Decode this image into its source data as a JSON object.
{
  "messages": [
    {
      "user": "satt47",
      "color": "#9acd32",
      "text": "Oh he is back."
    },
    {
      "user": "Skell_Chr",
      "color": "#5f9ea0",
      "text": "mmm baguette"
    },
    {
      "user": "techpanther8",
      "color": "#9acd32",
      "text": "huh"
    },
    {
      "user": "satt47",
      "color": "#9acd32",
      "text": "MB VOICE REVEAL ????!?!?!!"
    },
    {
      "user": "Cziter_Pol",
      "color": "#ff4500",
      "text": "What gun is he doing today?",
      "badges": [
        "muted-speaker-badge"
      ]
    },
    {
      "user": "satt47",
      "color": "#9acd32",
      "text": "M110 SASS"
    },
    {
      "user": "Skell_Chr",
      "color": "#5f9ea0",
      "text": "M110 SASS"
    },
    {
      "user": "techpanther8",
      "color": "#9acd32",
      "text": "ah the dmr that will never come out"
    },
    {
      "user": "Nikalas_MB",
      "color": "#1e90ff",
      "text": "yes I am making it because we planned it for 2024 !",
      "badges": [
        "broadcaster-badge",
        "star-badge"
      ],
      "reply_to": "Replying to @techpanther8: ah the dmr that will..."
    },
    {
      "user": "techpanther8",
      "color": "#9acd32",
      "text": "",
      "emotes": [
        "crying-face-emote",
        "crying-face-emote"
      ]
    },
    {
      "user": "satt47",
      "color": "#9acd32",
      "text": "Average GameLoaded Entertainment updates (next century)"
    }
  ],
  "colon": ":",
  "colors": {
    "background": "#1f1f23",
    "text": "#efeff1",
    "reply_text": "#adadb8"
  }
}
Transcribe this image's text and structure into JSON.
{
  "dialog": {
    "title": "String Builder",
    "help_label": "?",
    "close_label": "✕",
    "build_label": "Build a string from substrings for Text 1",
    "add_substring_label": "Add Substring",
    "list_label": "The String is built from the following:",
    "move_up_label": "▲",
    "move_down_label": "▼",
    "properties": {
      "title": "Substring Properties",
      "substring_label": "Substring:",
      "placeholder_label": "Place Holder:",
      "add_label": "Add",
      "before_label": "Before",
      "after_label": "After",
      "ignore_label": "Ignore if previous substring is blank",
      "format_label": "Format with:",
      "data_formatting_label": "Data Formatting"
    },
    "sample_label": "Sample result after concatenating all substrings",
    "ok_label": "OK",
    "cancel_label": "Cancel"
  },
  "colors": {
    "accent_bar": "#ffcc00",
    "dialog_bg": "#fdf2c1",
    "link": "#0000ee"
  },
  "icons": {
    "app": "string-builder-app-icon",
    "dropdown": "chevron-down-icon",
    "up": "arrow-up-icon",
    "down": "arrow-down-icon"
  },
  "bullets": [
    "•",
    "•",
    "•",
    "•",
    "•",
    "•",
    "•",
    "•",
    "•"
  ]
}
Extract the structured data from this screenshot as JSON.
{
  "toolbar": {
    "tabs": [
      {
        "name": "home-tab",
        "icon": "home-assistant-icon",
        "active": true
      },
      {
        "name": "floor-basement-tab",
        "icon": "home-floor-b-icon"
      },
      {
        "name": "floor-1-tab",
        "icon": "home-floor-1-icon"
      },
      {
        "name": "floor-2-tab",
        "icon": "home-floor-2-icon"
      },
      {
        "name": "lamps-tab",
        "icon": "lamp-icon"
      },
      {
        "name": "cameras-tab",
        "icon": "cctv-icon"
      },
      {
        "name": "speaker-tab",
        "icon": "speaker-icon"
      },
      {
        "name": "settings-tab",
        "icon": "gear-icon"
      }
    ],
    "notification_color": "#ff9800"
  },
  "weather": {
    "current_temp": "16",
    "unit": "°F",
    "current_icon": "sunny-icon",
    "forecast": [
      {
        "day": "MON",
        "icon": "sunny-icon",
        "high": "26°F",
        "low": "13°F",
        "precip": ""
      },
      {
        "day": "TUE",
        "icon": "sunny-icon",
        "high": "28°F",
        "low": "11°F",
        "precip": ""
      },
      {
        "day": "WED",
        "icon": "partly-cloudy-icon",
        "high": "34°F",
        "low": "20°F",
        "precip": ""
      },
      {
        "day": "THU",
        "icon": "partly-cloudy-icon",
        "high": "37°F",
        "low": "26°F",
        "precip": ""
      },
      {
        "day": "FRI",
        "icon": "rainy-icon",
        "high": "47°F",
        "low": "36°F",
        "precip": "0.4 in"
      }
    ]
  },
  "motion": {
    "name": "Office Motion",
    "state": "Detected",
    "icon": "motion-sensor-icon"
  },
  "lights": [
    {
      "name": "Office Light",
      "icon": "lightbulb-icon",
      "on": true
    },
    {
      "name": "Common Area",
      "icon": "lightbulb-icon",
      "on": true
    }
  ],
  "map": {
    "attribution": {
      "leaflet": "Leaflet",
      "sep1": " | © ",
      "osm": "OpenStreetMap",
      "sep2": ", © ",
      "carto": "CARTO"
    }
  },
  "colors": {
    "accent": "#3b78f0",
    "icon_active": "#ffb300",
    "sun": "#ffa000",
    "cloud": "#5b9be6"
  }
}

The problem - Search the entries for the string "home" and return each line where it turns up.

Task solution -
        "name": "home-tab",
        "icon": "home-assistant-icon",
        "icon": "home-floor-b-icon"
        "icon": "home-floor-1-icon"
        "icon": "home-floor-2-icon"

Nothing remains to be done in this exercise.